Description of the task: Only lines containing the word "selected" are needed; pull them out of the material.

== Segment start ==

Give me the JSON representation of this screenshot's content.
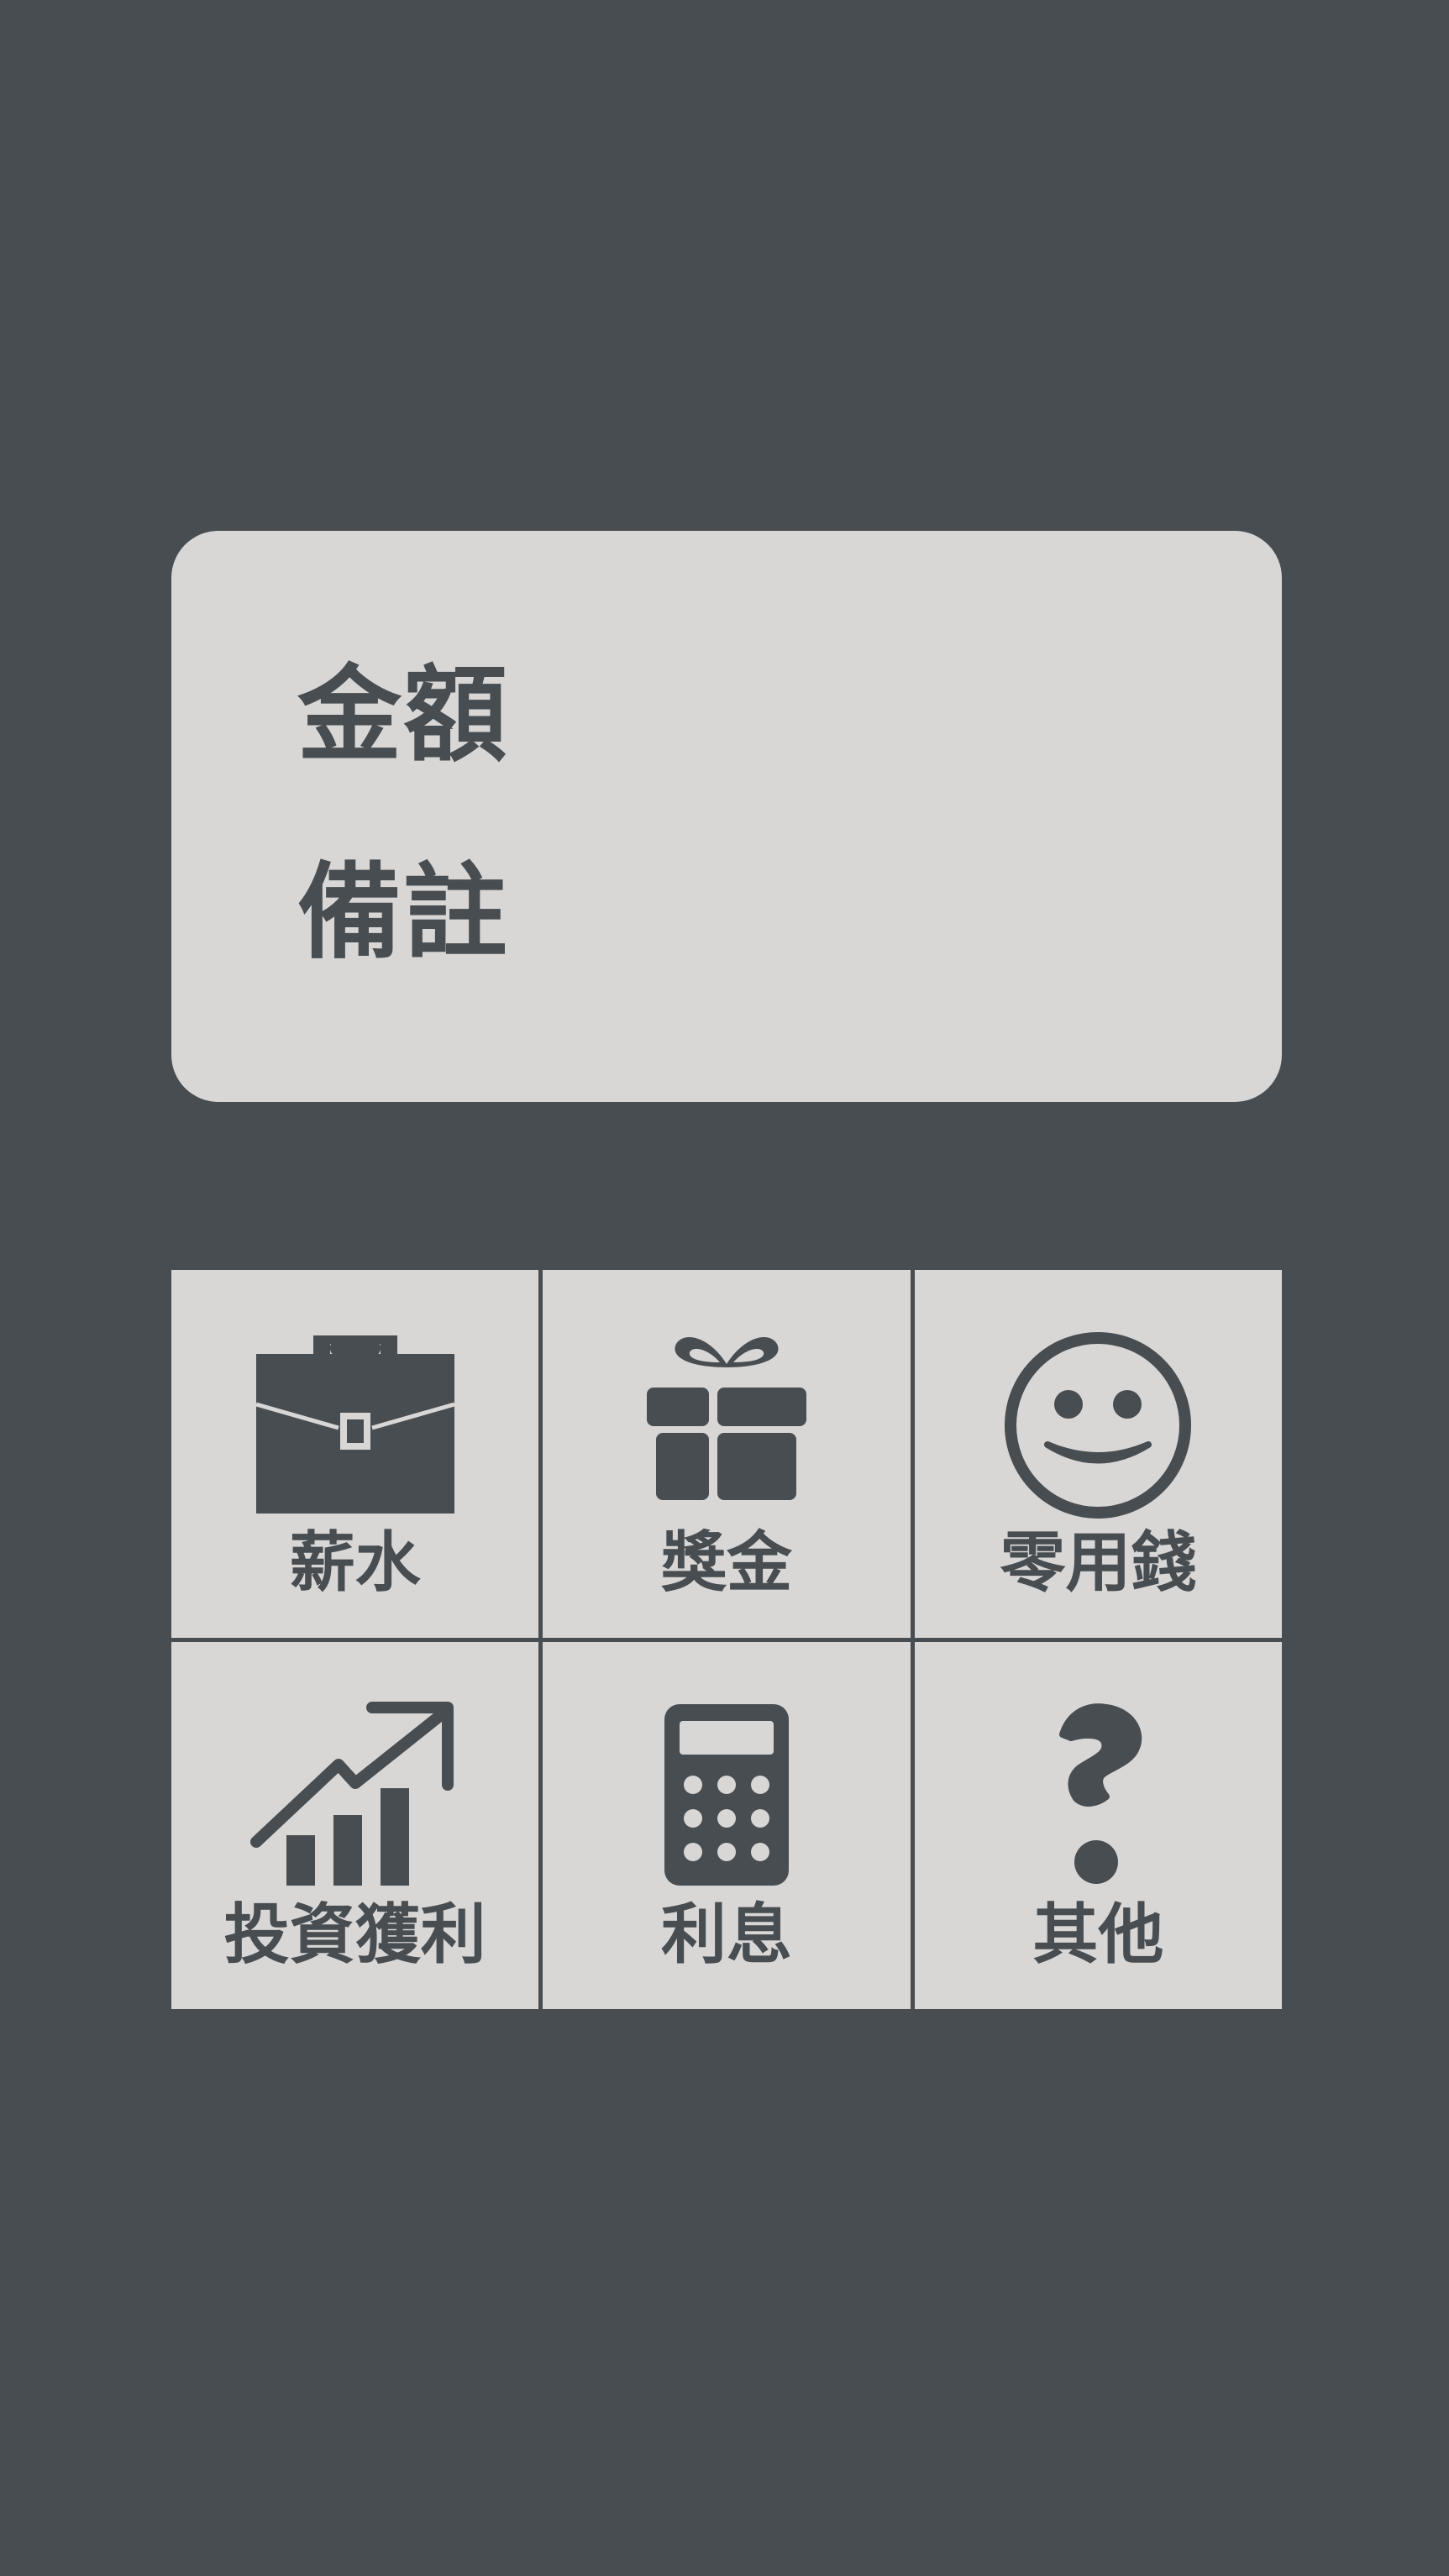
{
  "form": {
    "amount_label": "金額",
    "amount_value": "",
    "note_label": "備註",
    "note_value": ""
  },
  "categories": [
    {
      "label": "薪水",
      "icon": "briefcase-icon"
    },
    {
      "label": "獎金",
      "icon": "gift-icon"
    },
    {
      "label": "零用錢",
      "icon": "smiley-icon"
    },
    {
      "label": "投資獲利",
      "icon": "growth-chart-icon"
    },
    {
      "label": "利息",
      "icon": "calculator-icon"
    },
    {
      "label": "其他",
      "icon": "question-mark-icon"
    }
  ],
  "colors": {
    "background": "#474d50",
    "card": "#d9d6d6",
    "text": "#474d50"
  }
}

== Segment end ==
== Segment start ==

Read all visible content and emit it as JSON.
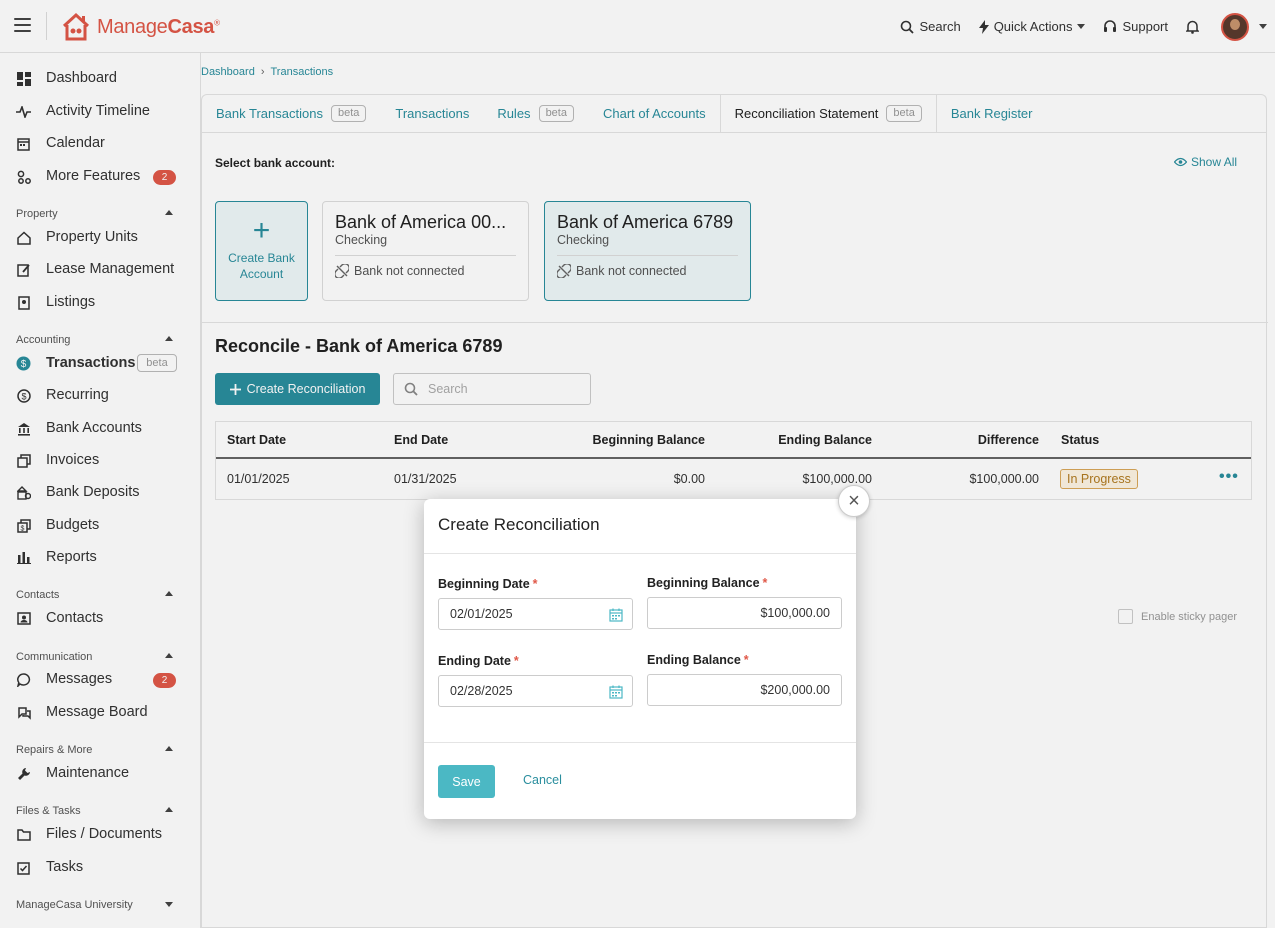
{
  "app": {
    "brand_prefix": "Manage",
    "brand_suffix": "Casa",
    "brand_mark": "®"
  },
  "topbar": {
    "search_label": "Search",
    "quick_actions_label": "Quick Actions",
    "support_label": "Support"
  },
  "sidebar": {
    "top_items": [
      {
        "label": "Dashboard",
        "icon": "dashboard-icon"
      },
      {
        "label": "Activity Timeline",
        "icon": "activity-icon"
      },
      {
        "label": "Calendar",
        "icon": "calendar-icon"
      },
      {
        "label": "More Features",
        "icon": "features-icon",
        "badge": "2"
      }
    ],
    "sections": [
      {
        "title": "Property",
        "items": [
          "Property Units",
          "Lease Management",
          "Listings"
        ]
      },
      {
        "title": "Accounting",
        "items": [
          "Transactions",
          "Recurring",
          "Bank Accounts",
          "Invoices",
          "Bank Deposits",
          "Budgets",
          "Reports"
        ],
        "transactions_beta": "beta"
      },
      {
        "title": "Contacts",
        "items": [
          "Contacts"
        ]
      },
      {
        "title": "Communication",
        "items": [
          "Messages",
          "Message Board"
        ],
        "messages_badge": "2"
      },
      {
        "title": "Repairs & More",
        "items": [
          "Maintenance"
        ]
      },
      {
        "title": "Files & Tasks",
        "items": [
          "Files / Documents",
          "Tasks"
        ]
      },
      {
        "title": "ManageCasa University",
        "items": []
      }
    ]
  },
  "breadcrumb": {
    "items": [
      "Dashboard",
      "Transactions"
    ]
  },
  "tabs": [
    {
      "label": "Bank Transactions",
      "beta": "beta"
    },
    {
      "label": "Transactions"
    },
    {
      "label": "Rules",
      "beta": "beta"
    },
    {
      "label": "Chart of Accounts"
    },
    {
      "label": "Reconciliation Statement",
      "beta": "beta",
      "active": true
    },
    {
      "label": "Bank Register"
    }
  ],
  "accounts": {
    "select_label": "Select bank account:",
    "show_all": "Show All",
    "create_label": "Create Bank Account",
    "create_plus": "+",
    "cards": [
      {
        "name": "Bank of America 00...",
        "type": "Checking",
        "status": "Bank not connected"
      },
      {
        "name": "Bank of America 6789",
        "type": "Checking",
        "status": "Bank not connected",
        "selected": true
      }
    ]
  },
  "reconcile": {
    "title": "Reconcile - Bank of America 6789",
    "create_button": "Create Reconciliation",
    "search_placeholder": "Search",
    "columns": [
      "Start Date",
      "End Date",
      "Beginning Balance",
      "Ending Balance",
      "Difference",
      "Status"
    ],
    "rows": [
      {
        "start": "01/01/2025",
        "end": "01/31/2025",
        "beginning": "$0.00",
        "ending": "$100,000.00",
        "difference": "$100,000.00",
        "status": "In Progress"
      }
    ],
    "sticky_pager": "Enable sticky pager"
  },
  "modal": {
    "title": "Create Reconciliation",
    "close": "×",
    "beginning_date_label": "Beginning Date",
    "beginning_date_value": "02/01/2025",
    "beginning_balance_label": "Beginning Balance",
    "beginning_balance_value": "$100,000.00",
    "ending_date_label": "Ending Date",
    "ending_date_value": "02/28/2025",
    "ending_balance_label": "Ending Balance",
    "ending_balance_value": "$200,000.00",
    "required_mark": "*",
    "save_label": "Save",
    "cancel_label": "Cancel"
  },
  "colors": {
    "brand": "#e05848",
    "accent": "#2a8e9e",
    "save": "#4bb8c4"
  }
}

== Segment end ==
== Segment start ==

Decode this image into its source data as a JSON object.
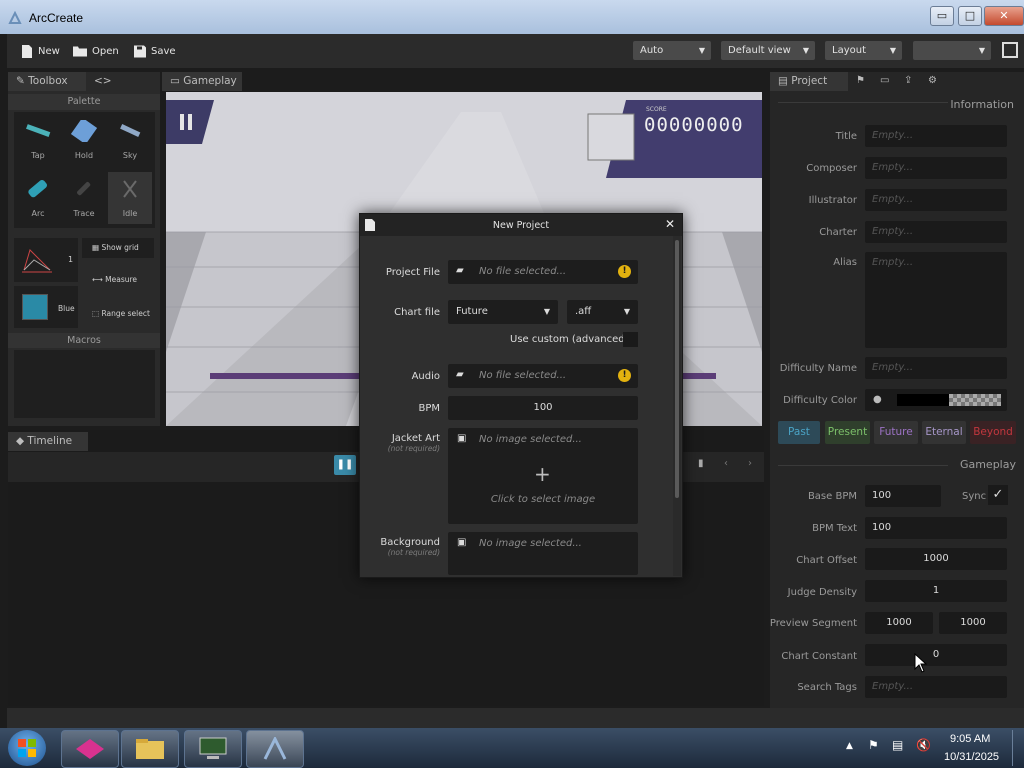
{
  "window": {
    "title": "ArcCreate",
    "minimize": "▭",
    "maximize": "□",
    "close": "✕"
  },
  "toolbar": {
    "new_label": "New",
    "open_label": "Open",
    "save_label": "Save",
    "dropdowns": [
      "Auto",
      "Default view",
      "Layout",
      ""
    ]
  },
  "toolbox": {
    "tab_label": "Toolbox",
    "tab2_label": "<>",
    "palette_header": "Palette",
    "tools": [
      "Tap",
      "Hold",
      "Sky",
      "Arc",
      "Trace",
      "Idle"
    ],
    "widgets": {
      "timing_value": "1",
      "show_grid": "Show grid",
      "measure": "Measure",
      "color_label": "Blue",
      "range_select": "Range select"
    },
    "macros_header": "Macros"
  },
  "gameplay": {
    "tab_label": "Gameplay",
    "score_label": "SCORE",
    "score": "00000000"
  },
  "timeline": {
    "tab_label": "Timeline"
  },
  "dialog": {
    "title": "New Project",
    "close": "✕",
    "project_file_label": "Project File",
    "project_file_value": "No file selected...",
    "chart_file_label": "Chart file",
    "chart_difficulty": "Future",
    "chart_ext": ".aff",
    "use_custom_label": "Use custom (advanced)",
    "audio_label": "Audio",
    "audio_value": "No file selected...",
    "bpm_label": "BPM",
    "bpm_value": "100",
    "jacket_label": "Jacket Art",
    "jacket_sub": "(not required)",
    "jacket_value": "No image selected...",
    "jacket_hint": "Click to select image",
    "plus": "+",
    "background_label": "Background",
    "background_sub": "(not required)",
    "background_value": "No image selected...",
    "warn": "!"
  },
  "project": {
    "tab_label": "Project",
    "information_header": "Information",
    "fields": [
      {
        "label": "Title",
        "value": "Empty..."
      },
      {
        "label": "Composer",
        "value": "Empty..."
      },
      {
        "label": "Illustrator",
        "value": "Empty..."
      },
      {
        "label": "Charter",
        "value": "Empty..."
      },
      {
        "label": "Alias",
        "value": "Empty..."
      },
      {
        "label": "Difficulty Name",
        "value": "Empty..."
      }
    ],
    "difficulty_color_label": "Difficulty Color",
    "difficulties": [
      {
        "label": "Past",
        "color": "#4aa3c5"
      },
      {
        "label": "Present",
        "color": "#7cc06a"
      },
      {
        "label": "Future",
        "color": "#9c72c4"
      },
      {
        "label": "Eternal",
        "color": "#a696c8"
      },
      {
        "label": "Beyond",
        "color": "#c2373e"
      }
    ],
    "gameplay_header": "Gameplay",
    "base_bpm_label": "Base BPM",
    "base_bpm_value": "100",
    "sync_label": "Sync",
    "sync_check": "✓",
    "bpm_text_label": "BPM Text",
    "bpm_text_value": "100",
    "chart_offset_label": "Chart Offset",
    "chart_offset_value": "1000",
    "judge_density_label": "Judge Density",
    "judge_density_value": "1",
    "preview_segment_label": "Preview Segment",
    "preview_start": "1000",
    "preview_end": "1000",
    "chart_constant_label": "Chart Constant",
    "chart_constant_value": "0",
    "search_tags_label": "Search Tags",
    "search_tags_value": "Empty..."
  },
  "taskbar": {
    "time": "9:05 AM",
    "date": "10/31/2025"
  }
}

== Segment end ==

Written answer:
        "selected": true
    "project_file_value": "No file selected...",
    "audio_value": "No file selected...",
    "jacket_value": "No image selected...",
    "background_value": "No image selected...",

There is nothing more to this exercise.